Recorded data.
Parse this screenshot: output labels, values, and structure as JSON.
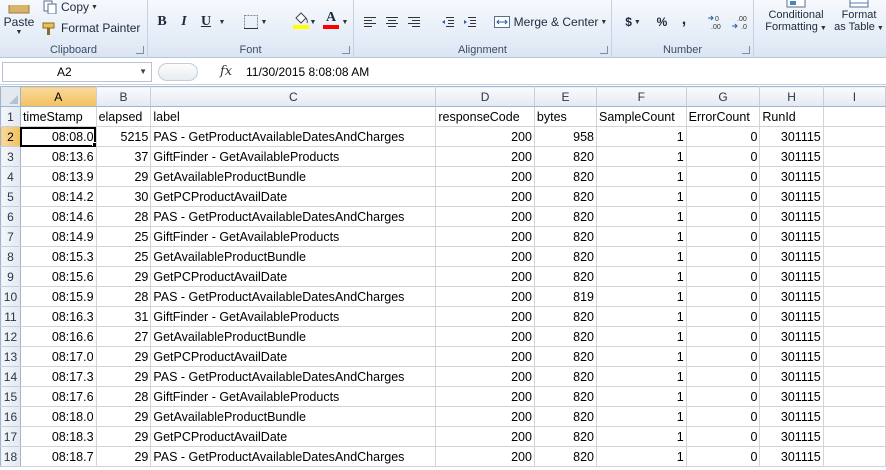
{
  "ribbon": {
    "clipboard": {
      "label": "Clipboard",
      "paste": "Paste",
      "copy": "Copy",
      "format_painter": "Format Painter"
    },
    "font": {
      "label": "Font",
      "bold": "B",
      "italic": "I",
      "underline": "U"
    },
    "alignment": {
      "label": "Alignment",
      "merge_center": "Merge & Center"
    },
    "number": {
      "label": "Number",
      "currency": "$",
      "percent": "%",
      "comma": ","
    },
    "styles": {
      "conditional_formatting": [
        "Conditional",
        "Formatting"
      ],
      "format_as_table": [
        "Format",
        "as Table"
      ]
    },
    "colors": {
      "highlight": "#ffff00",
      "font_color": "#ff0000",
      "accent": "#f1c15f"
    }
  },
  "formula_bar": {
    "name_box": "A2",
    "fx": "fx",
    "value": "11/30/2015  8:08:08 AM"
  },
  "grid": {
    "columns": [
      "A",
      "B",
      "C",
      "D",
      "E",
      "F",
      "G",
      "H",
      "I"
    ],
    "active_column": "A",
    "active_row": "2",
    "header_row": {
      "row": "1",
      "cells": [
        "timeStamp",
        "elapsed",
        "label",
        "responseCode",
        "bytes",
        "SampleCount",
        "ErrorCount",
        "RunId",
        ""
      ]
    },
    "rows": [
      {
        "row": "2",
        "timeStamp": "08:08.0",
        "elapsed": "5215",
        "label": "PAS - GetProductAvailableDatesAndCharges",
        "responseCode": "200",
        "bytes": "958",
        "SampleCount": "1",
        "ErrorCount": "0",
        "RunId": "301115"
      },
      {
        "row": "3",
        "timeStamp": "08:13.6",
        "elapsed": "37",
        "label": "GiftFinder - GetAvailableProducts",
        "responseCode": "200",
        "bytes": "820",
        "SampleCount": "1",
        "ErrorCount": "0",
        "RunId": "301115"
      },
      {
        "row": "4",
        "timeStamp": "08:13.9",
        "elapsed": "29",
        "label": "GetAvailableProductBundle",
        "responseCode": "200",
        "bytes": "820",
        "SampleCount": "1",
        "ErrorCount": "0",
        "RunId": "301115"
      },
      {
        "row": "5",
        "timeStamp": "08:14.2",
        "elapsed": "30",
        "label": "GetPCProductAvailDate",
        "responseCode": "200",
        "bytes": "820",
        "SampleCount": "1",
        "ErrorCount": "0",
        "RunId": "301115"
      },
      {
        "row": "6",
        "timeStamp": "08:14.6",
        "elapsed": "28",
        "label": "PAS - GetProductAvailableDatesAndCharges",
        "responseCode": "200",
        "bytes": "820",
        "SampleCount": "1",
        "ErrorCount": "0",
        "RunId": "301115"
      },
      {
        "row": "7",
        "timeStamp": "08:14.9",
        "elapsed": "25",
        "label": "GiftFinder - GetAvailableProducts",
        "responseCode": "200",
        "bytes": "820",
        "SampleCount": "1",
        "ErrorCount": "0",
        "RunId": "301115"
      },
      {
        "row": "8",
        "timeStamp": "08:15.3",
        "elapsed": "25",
        "label": "GetAvailableProductBundle",
        "responseCode": "200",
        "bytes": "820",
        "SampleCount": "1",
        "ErrorCount": "0",
        "RunId": "301115"
      },
      {
        "row": "9",
        "timeStamp": "08:15.6",
        "elapsed": "29",
        "label": "GetPCProductAvailDate",
        "responseCode": "200",
        "bytes": "820",
        "SampleCount": "1",
        "ErrorCount": "0",
        "RunId": "301115"
      },
      {
        "row": "10",
        "timeStamp": "08:15.9",
        "elapsed": "28",
        "label": "PAS - GetProductAvailableDatesAndCharges",
        "responseCode": "200",
        "bytes": "819",
        "SampleCount": "1",
        "ErrorCount": "0",
        "RunId": "301115"
      },
      {
        "row": "11",
        "timeStamp": "08:16.3",
        "elapsed": "31",
        "label": "GiftFinder - GetAvailableProducts",
        "responseCode": "200",
        "bytes": "820",
        "SampleCount": "1",
        "ErrorCount": "0",
        "RunId": "301115"
      },
      {
        "row": "12",
        "timeStamp": "08:16.6",
        "elapsed": "27",
        "label": "GetAvailableProductBundle",
        "responseCode": "200",
        "bytes": "820",
        "SampleCount": "1",
        "ErrorCount": "0",
        "RunId": "301115"
      },
      {
        "row": "13",
        "timeStamp": "08:17.0",
        "elapsed": "29",
        "label": "GetPCProductAvailDate",
        "responseCode": "200",
        "bytes": "820",
        "SampleCount": "1",
        "ErrorCount": "0",
        "RunId": "301115"
      },
      {
        "row": "14",
        "timeStamp": "08:17.3",
        "elapsed": "29",
        "label": "PAS - GetProductAvailableDatesAndCharges",
        "responseCode": "200",
        "bytes": "820",
        "SampleCount": "1",
        "ErrorCount": "0",
        "RunId": "301115"
      },
      {
        "row": "15",
        "timeStamp": "08:17.6",
        "elapsed": "28",
        "label": "GiftFinder - GetAvailableProducts",
        "responseCode": "200",
        "bytes": "820",
        "SampleCount": "1",
        "ErrorCount": "0",
        "RunId": "301115"
      },
      {
        "row": "16",
        "timeStamp": "08:18.0",
        "elapsed": "29",
        "label": "GetAvailableProductBundle",
        "responseCode": "200",
        "bytes": "820",
        "SampleCount": "1",
        "ErrorCount": "0",
        "RunId": "301115"
      },
      {
        "row": "17",
        "timeStamp": "08:18.3",
        "elapsed": "29",
        "label": "GetPCProductAvailDate",
        "responseCode": "200",
        "bytes": "820",
        "SampleCount": "1",
        "ErrorCount": "0",
        "RunId": "301115"
      },
      {
        "row": "18",
        "timeStamp": "08:18.7",
        "elapsed": "29",
        "label": "PAS - GetProductAvailableDatesAndCharges",
        "responseCode": "200",
        "bytes": "820",
        "SampleCount": "1",
        "ErrorCount": "0",
        "RunId": "301115"
      }
    ]
  }
}
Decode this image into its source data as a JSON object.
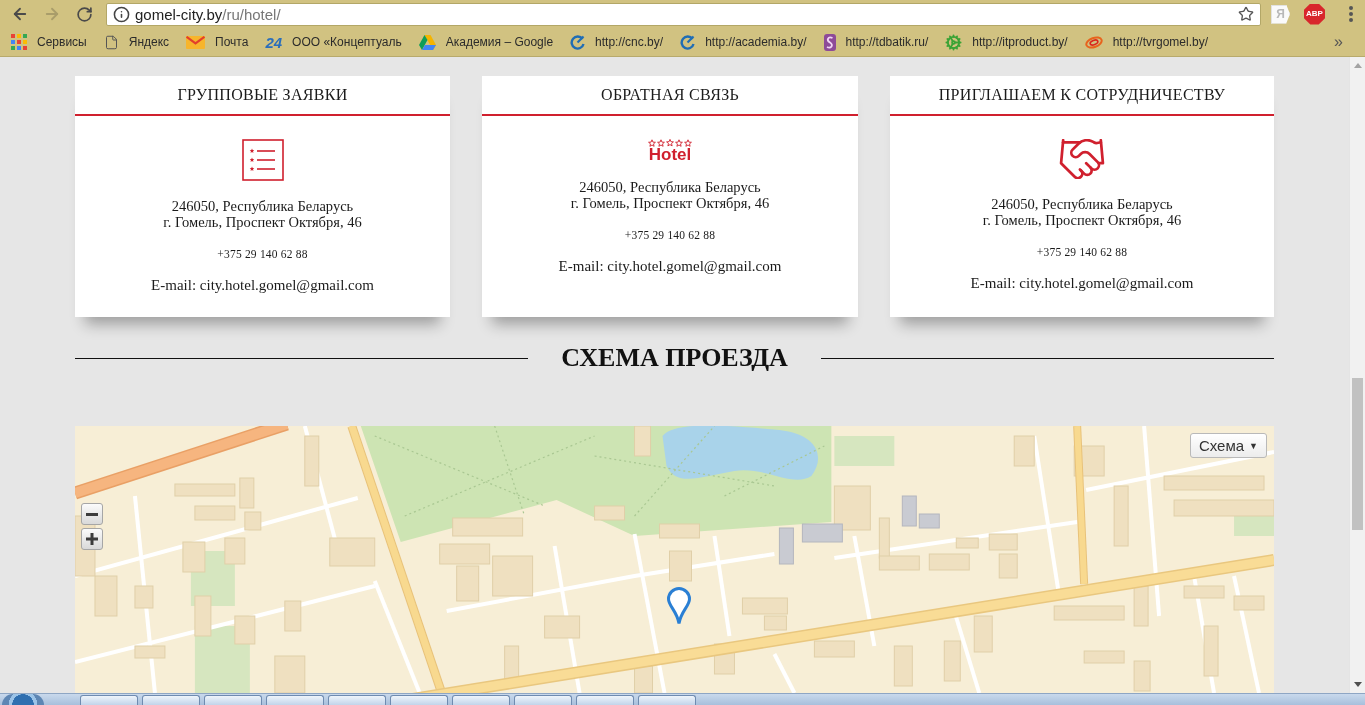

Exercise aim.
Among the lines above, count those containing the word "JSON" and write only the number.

Your solution.
2